FIRST NAMED FEMALE AUTHOR: ENHEDU'ANNA

MS MS 2367/1
MS Short Title FIRST NAMED FEMALE AUTHOR: ENHEDU'ANNA
Text
  1. ENHEDU' ANNA: HYMN C TO INANNA 1 - 16: "INANNA, STOUT-HEARTED, AGGRESSIVE LADY, MOST NOBle OF THE ANUNNA-GODS, - SHE IS A BIG NECK-STOCK CLAMPING DOWN ON THE GODS OF THE LAND, - ONCE SHE HAS SPOKEN, CITIES BECOME RUIN-HEAPS, A HOUSE OF DEVILS"
  2. PROVERB
Description MS in Sumerian on clay, Babylonia, 20th-17th c. BC, 1 tablet, 21x17x4 cm, 3 columns, 16+16+16+4 lines in cuneiform script by a teacher of a scribal school
  in column 1, with 2 students repeating the hymn in columns 2 and 3.
Commentary

Enhedu’anna was daughter of King Sargon of Akkad (2334-2279 BC), founder of the first documented empire in Asia.
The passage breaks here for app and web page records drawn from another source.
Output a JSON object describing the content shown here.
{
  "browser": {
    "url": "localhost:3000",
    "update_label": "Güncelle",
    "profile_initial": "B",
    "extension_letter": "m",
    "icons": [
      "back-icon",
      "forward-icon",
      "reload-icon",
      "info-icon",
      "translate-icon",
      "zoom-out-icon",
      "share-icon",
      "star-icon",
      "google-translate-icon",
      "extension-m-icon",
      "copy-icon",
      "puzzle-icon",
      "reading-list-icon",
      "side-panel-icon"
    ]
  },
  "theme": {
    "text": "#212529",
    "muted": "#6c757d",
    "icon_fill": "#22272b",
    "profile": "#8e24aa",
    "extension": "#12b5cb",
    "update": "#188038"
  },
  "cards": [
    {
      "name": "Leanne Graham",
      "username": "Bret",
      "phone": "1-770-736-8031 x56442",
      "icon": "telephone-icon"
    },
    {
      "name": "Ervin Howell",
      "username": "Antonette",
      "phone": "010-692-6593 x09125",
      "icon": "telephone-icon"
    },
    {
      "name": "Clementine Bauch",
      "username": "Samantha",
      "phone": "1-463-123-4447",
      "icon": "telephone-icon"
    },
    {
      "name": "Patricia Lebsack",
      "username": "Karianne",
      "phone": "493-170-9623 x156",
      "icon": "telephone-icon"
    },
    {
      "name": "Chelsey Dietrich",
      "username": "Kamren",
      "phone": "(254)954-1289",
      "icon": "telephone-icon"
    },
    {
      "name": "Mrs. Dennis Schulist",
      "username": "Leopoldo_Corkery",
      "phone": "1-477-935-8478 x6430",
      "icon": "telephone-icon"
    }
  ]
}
Enhedu’anna emerges as a genuine creative talent, a poetess as well as a princess, a priestess and a prophetess. She is, in fact, the first named and non-legendary author in history. As such she has found her way into contemporary anthologies, especially of women's literature.

See also

MS 2085, Abélarde et Héloise; epistolae, Abélard's autobiography and the letters between Abélard and Heloise. France, ca. 1350; and MS 586, text 2: Sappho: Ille mi par esse deo videtur. Italy, ca. 1475.
MS 586, text 2: Sappho: Ille mi par esse deo videtur. Italy, ca. 1475.

Place of origin Babylonia
Dates 20c - 17c BC

Location